Regardless of which approach makes more sense to you, the correct element box model is the CSS model, and that's the one used by IE6 when in standards mode. In quirks mode, it uses the old Explorer model. This means that, simply by changing the DOCTYPE of a page, you can make IE6 radically alter a page's layout without changing a single character of your CSS.

Picking Your Favorite Model

The subject of which layout model makes more "sense" has raged for years now and shows no sign of ever being settled. Nonetheless, there is hope for both camps: There is a property proposed for inclusion in CSS3 that will enable the author to decide which model to use when sizing an element. As of this writing, the property was called box-sizing, but be aware that name could change before the CSS3 box model is finalized.

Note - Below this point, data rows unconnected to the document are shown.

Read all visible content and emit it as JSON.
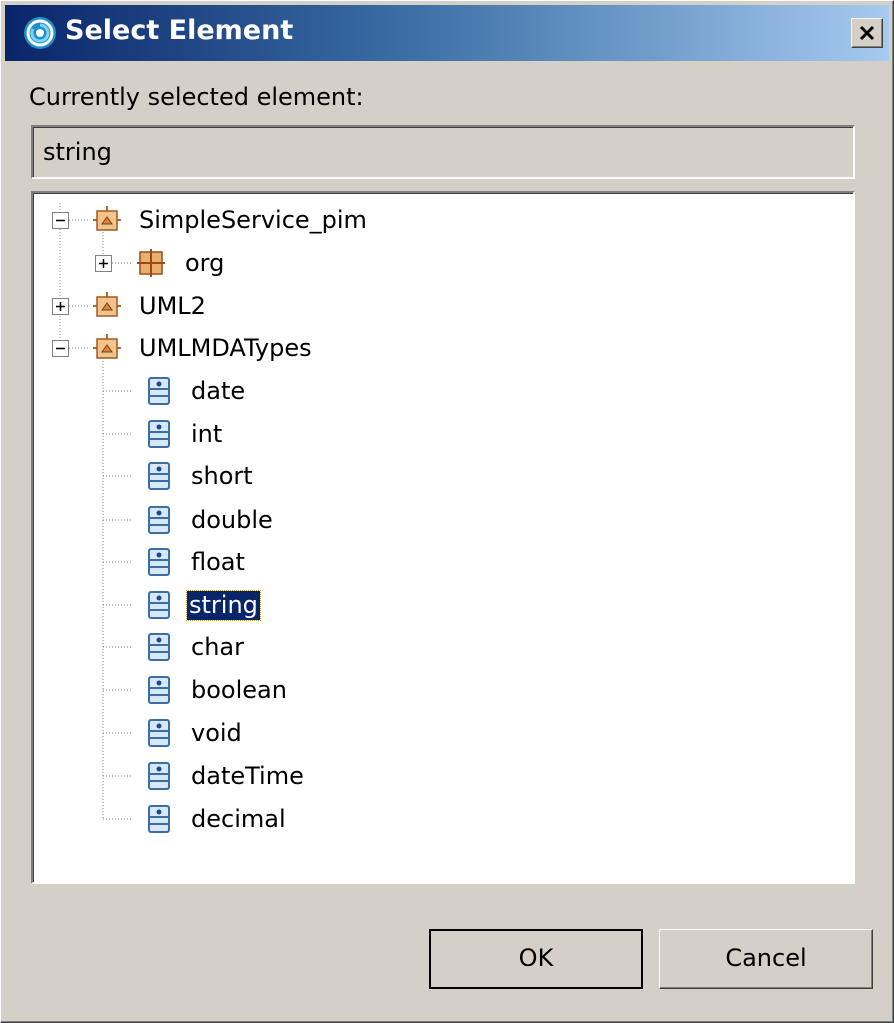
{
  "window": {
    "title": "Select Element",
    "close_icon": "close-icon",
    "app_icon": "eclipse-spiral-icon"
  },
  "current": {
    "label": "Currently selected element:",
    "value": "string"
  },
  "tree": {
    "nodes": [
      {
        "label": "SimpleService_pim",
        "icon": "model-package-icon",
        "expander": "minus"
      },
      {
        "label": "org",
        "icon": "package-icon",
        "expander": "plus"
      },
      {
        "label": "UML2",
        "icon": "model-package-icon",
        "expander": "plus"
      },
      {
        "label": "UMLMDATypes",
        "icon": "model-package-icon",
        "expander": "minus"
      },
      {
        "label": "date",
        "icon": "primitive-type-icon"
      },
      {
        "label": "int",
        "icon": "primitive-type-icon"
      },
      {
        "label": "short",
        "icon": "primitive-type-icon"
      },
      {
        "label": "double",
        "icon": "primitive-type-icon"
      },
      {
        "label": "float",
        "icon": "primitive-type-icon"
      },
      {
        "label": "string",
        "icon": "primitive-type-icon",
        "selected": true
      },
      {
        "label": "char",
        "icon": "primitive-type-icon"
      },
      {
        "label": "boolean",
        "icon": "primitive-type-icon"
      },
      {
        "label": "void",
        "icon": "primitive-type-icon"
      },
      {
        "label": "dateTime",
        "icon": "primitive-type-icon"
      },
      {
        "label": "decimal",
        "icon": "primitive-type-icon"
      }
    ]
  },
  "buttons": {
    "ok": "OK",
    "cancel": "Cancel"
  },
  "colors": {
    "title_gradient_start": "#0a246a",
    "title_gradient_end": "#a6caf0",
    "dialog_bg": "#d4d0c8",
    "selection_bg": "#0a246a"
  }
}
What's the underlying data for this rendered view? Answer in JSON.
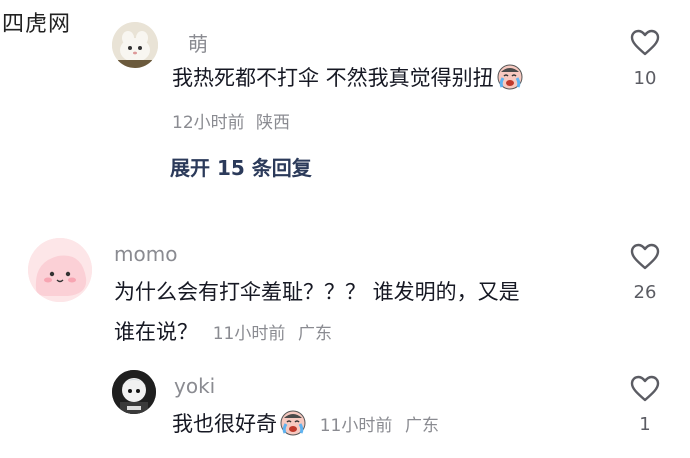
{
  "watermark": "四虎网",
  "comments": [
    {
      "username": "萌",
      "text": "我热死都不打伞  不然我真觉得别扭",
      "emoji": "crying-face-icon",
      "time": "12小时前",
      "location": "陕西",
      "expand_label": "展开 15 条回复",
      "likes": "10"
    },
    {
      "username": "momo",
      "text_line1": "为什么会有打伞羞耻？？？ 谁发明的，又是",
      "text_line2": "谁在说？",
      "time": "11小时前",
      "location": "广东",
      "likes": "26"
    },
    {
      "username": "yoki",
      "text": "我也很好奇",
      "emoji": "crying-face-icon",
      "time": "11小时前",
      "location": "广东",
      "likes": "1"
    }
  ]
}
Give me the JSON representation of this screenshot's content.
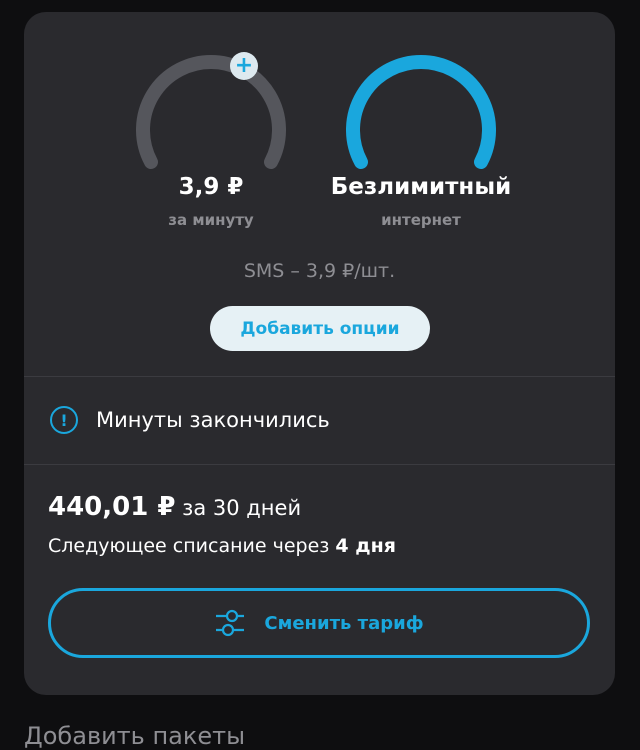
{
  "gauges": [
    {
      "value": "3,9 ₽",
      "sub": "за минуту",
      "fill": 0,
      "color": "#55565c"
    },
    {
      "value": "Безлимитный",
      "sub": "интернет",
      "fill": 1,
      "color": "#1aa7dd"
    }
  ],
  "plus_symbol": "+",
  "sms_text": "SMS – 3,9 ₽/шт.",
  "add_options_label": "Добавить опции",
  "alert": {
    "icon": "!",
    "text": "Минуты закончились"
  },
  "price": {
    "amount": "440,01 ₽",
    "period": "за 30 дней"
  },
  "next_charge": {
    "prefix": "Следующее списание через",
    "days": "4 дня"
  },
  "change_tariff_label": "Сменить тариф",
  "bottom_text": "Добавить пакеты",
  "colors": {
    "accent": "#1aa7dd",
    "card": "#2a2a2e",
    "background": "#0e0e10"
  }
}
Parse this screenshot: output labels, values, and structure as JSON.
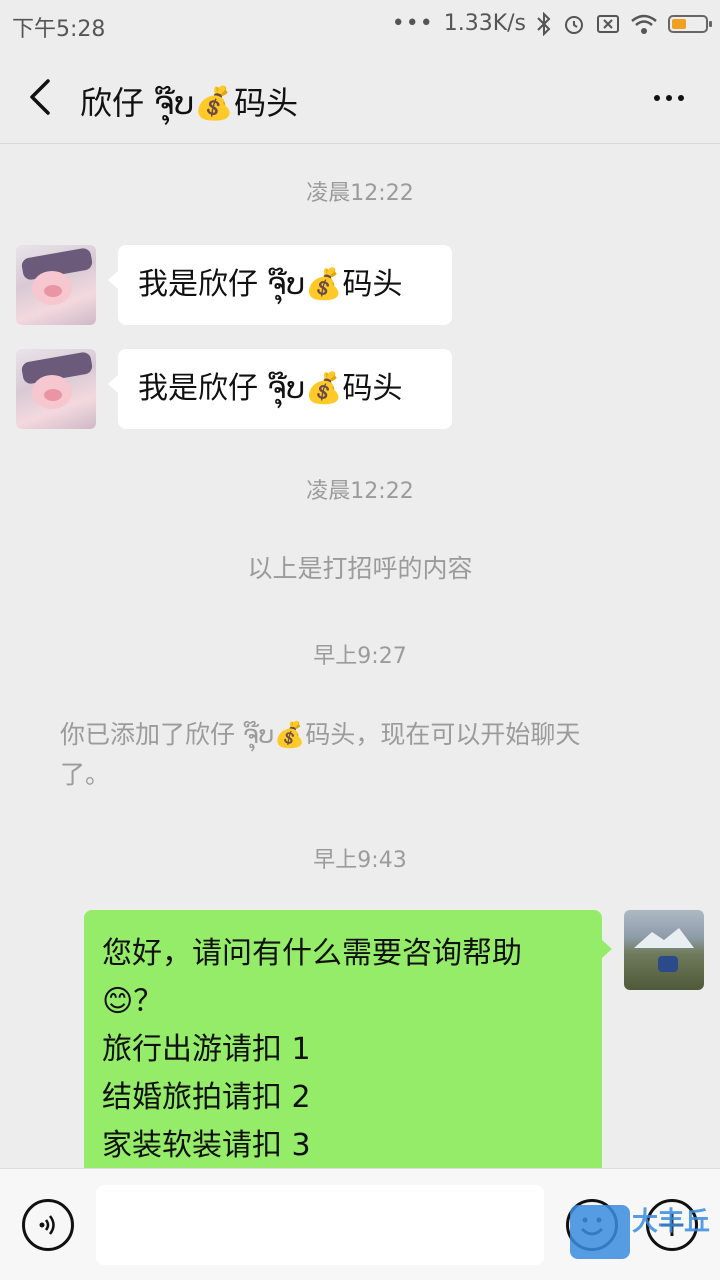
{
  "status_bar": {
    "time": "下午5:28",
    "speed": "1.33K/s",
    "icons": [
      "more-dots-icon",
      "bluetooth-icon",
      "alarm-icon",
      "sim-icon",
      "wifi-icon",
      "battery-icon"
    ],
    "battery_color": "#f0a020"
  },
  "header": {
    "title": "欣仔 ຈຸ໊ບ💰码头",
    "back_icon": "back-icon",
    "more_icon": "more-icon"
  },
  "chat": {
    "timestamps": [
      "凌晨12:22",
      "凌晨12:22",
      "早上9:27",
      "早上9:43"
    ],
    "incoming": [
      {
        "text": "我是欣仔 ຈຸ໊ບ💰码头",
        "avatar": "pig-avatar"
      },
      {
        "text": "我是欣仔 ຈຸ໊ບ💰码头",
        "avatar": "pig-avatar"
      }
    ],
    "system": {
      "greeting_note": "以上是打招呼的内容",
      "added_line1": "你已添加了欣仔 ຈຸ໊ບ💰码头，现在可以开始聊天",
      "added_line2": "了。"
    },
    "outgoing": {
      "avatar": "mountain-avatar",
      "lines": [
        "您好，请问有什么需要咨询帮助",
        "😊？",
        "旅行出游请扣 1",
        "结婚旅拍请扣 2",
        "家装软装请扣 3"
      ]
    }
  },
  "input_bar": {
    "placeholder": "",
    "voice_icon": "voice-icon",
    "emoji_icon": "emoji-icon",
    "plus_icon": "plus-icon",
    "plus_label": "+"
  },
  "watermark": {
    "text": "大丰丘"
  },
  "colors": {
    "background": "#ededed",
    "incoming_bubble": "#ffffff",
    "outgoing_bubble": "#95ec69",
    "meta_text": "#9b9b9b"
  }
}
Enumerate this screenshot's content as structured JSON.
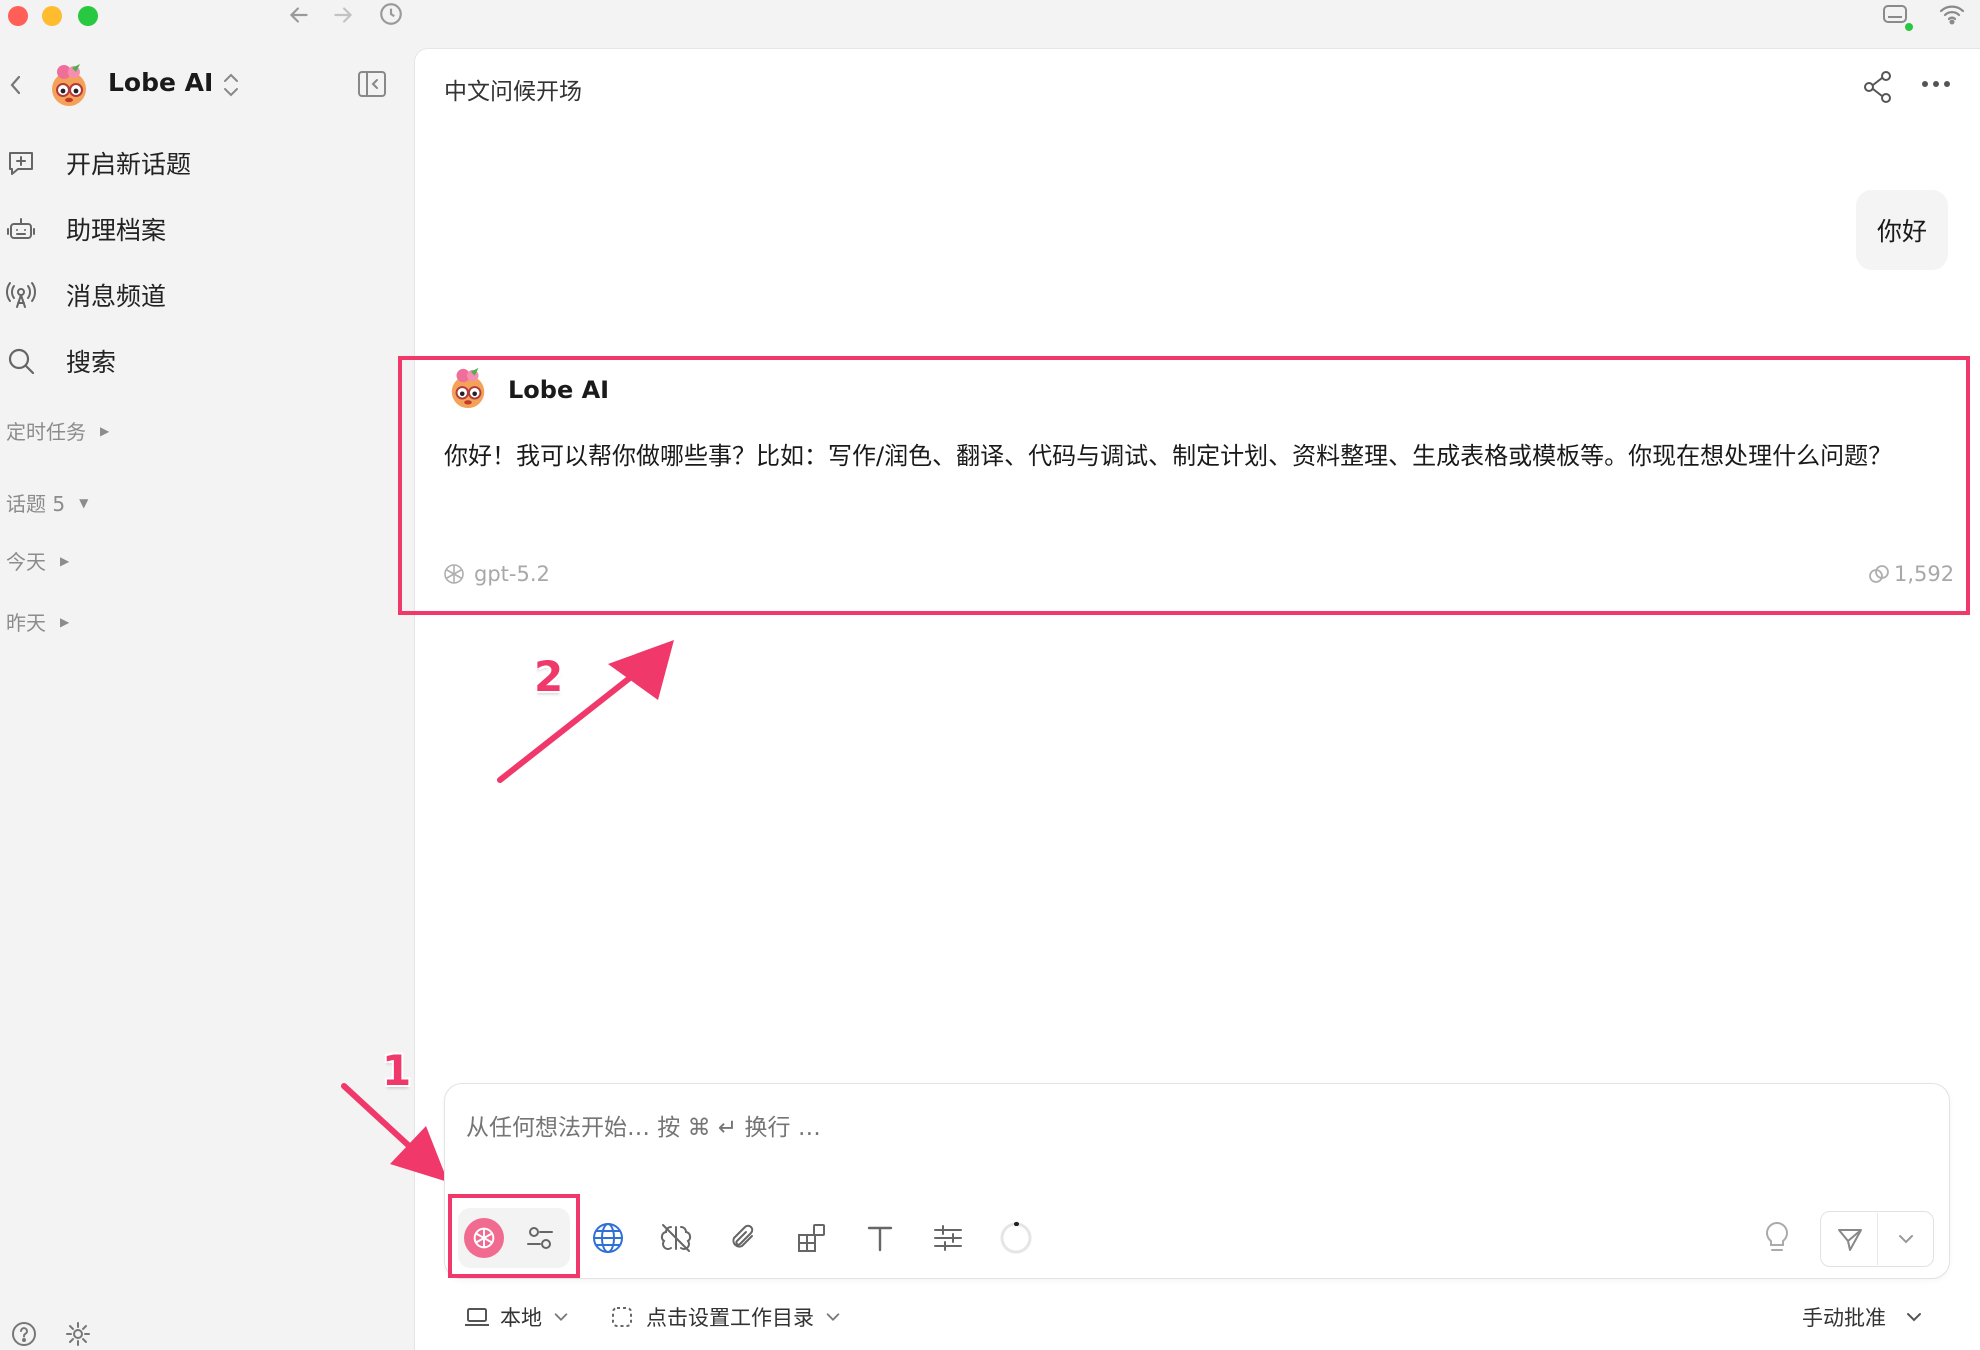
{
  "window": {
    "traffic_colors": [
      "#ff5f57",
      "#febc2e",
      "#28c840"
    ]
  },
  "sidebar": {
    "agent_name": "Lobe AI",
    "items": [
      {
        "label": "开启新话题",
        "icon": "new-topic-icon"
      },
      {
        "label": "助理档案",
        "icon": "robot-icon"
      },
      {
        "label": "消息频道",
        "icon": "broadcast-icon"
      },
      {
        "label": "搜索",
        "icon": "search-icon"
      }
    ],
    "sections": {
      "scheduled": "定时任务",
      "topics": "话题 5",
      "today": "今天",
      "yesterday": "昨天"
    }
  },
  "header": {
    "title": "中文问候开场"
  },
  "chat": {
    "user_message": "你好",
    "assistant": {
      "name": "Lobe AI",
      "message": "你好！我可以帮你做哪些事？比如：写作/润色、翻译、代码与调试、制定计划、资料整理、生成表格或模板等。你现在想处理什么问题？",
      "model": "gpt-5.2",
      "tokens": "1,592"
    }
  },
  "annotations": {
    "label_1": "1",
    "label_2": "2",
    "color": "#f0386b"
  },
  "input": {
    "placeholder": "从任何想法开始… 按 ⌘ ↵ 换行 …"
  },
  "footer": {
    "env": "本地",
    "workdir": "点击设置工作目录",
    "approval": "手动批准"
  }
}
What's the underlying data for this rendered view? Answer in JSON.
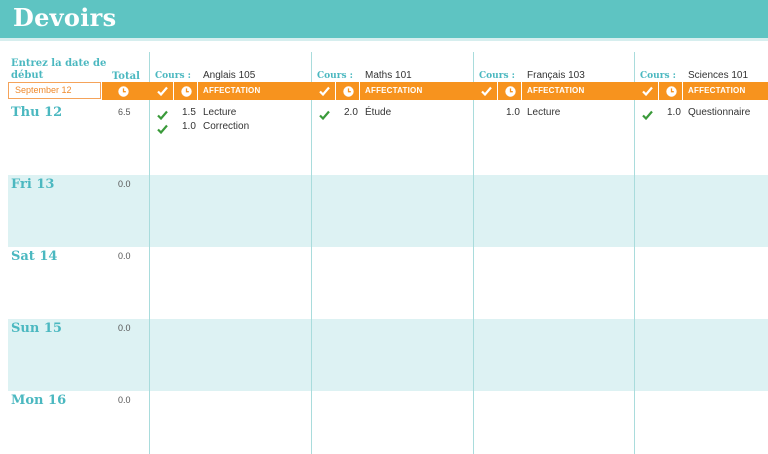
{
  "title": "Devoirs",
  "start_prompt": "Entrez la date de début",
  "start_date": "September 12",
  "total_label": "Total",
  "course_prefix": "Cours :",
  "assignment_header": "AFFECTATION",
  "icons": {
    "done": "checkmark-icon",
    "time": "clock-icon"
  },
  "colors": {
    "banner": "#5ec4c2",
    "accent": "#f7931e",
    "stripe": "#ddf2f3",
    "heading": "#4bb8c0",
    "check": "#3a9a3a"
  },
  "courses": [
    {
      "name": "Anglais 105"
    },
    {
      "name": "Maths 101"
    },
    {
      "name": "Français 103"
    },
    {
      "name": "Sciences 101"
    }
  ],
  "days": [
    {
      "label": "Thu 12",
      "total": "6.5"
    },
    {
      "label": "Fri 13",
      "total": "0.0"
    },
    {
      "label": "Sat 14",
      "total": "0.0"
    },
    {
      "label": "Sun 15",
      "total": "0.0"
    },
    {
      "label": "Mon 16",
      "total": "0.0"
    }
  ],
  "entries": {
    "c0_r0": {
      "done": true,
      "hours": "1.5",
      "task": "Lecture"
    },
    "c0_r1": {
      "done": true,
      "hours": "1.0",
      "task": "Correction"
    },
    "c1_r0": {
      "done": true,
      "hours": "2.0",
      "task": "Étude"
    },
    "c2_r0": {
      "done": false,
      "hours": "1.0",
      "task": "Lecture"
    },
    "c3_r0": {
      "done": true,
      "hours": "1.0",
      "task": "Questionnaire"
    }
  }
}
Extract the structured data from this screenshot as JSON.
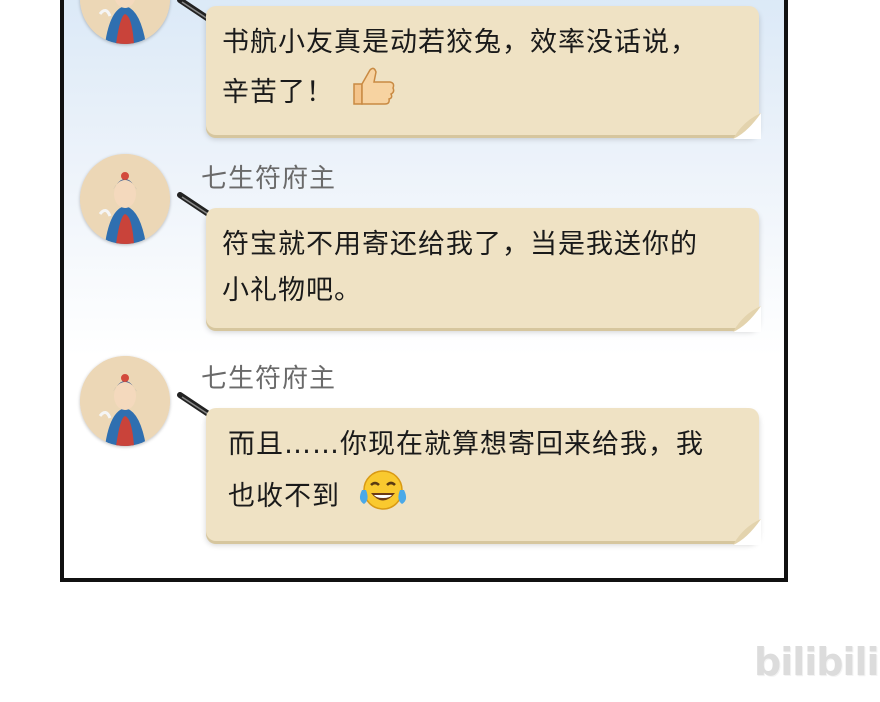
{
  "messages": [
    {
      "sender": "",
      "lines": [
        "书航小友真是动若狡兔，效率没话说，",
        "辛苦了！"
      ],
      "emoji": "thumbs-up-emoji"
    },
    {
      "sender": "七生符府主",
      "lines": [
        "符宝就不用寄还给我了，当是我送你的",
        "小礼物吧。"
      ],
      "emoji": ""
    },
    {
      "sender": "七生符府主",
      "lines": [
        "而且……你现在就算想寄回来给我，我",
        "也收不到"
      ],
      "emoji": "tears-of-joy-emoji"
    }
  ],
  "watermark": "bilibili",
  "colors": {
    "bubble": "#efe2c4",
    "bubble_shadow": "#d6c69e",
    "panel_top": "#dbe9f7",
    "sender": "#6a6a6a",
    "border": "#111111"
  }
}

Because these two models are so different, this might seem to be an intractable problem for any page that needs to be viewed in multiple browsers. This is not necessarily the case. There are ways to avoid layout trouble by carefully constructing your document structure (see Project 11, "Positioning a Better Design") and by using the flaws in old-style parsers to serve up browser-specific CSS without using JavaScript to do it (see "Tricking Browsers and Hiding Styles" on the Web site).

Further Reading

If you are interested in reading more about DOCTYPE switching and the differences between rendering modes or if you want to peruse more detailed tables of DOCTYPEs and learn what modes they trigger in which browsers, here are some good resources to try out.

CSS Enhancements in Internet Explorer 6

This document provides an introduction to the concept of DOCTYPE switching, a table summarizing how to trigger quirks or standards mode in IE6, and relatively detailed explanations of the differences between the two modes.

Mozilla's Quirks Mode

This small collection of documents explains the rationale behind DOCTYPE switching in Mozilla, provides a thorough listing of which DOCTYPEs will get you into which mode, and offers a list of quirks. In many cases, the quirks link to entries in Bugzilla, the Mozilla bug-tracking system, and provide an occasionally fascinating insight into debates about these quirks and whether or not they needed to be fixed at all.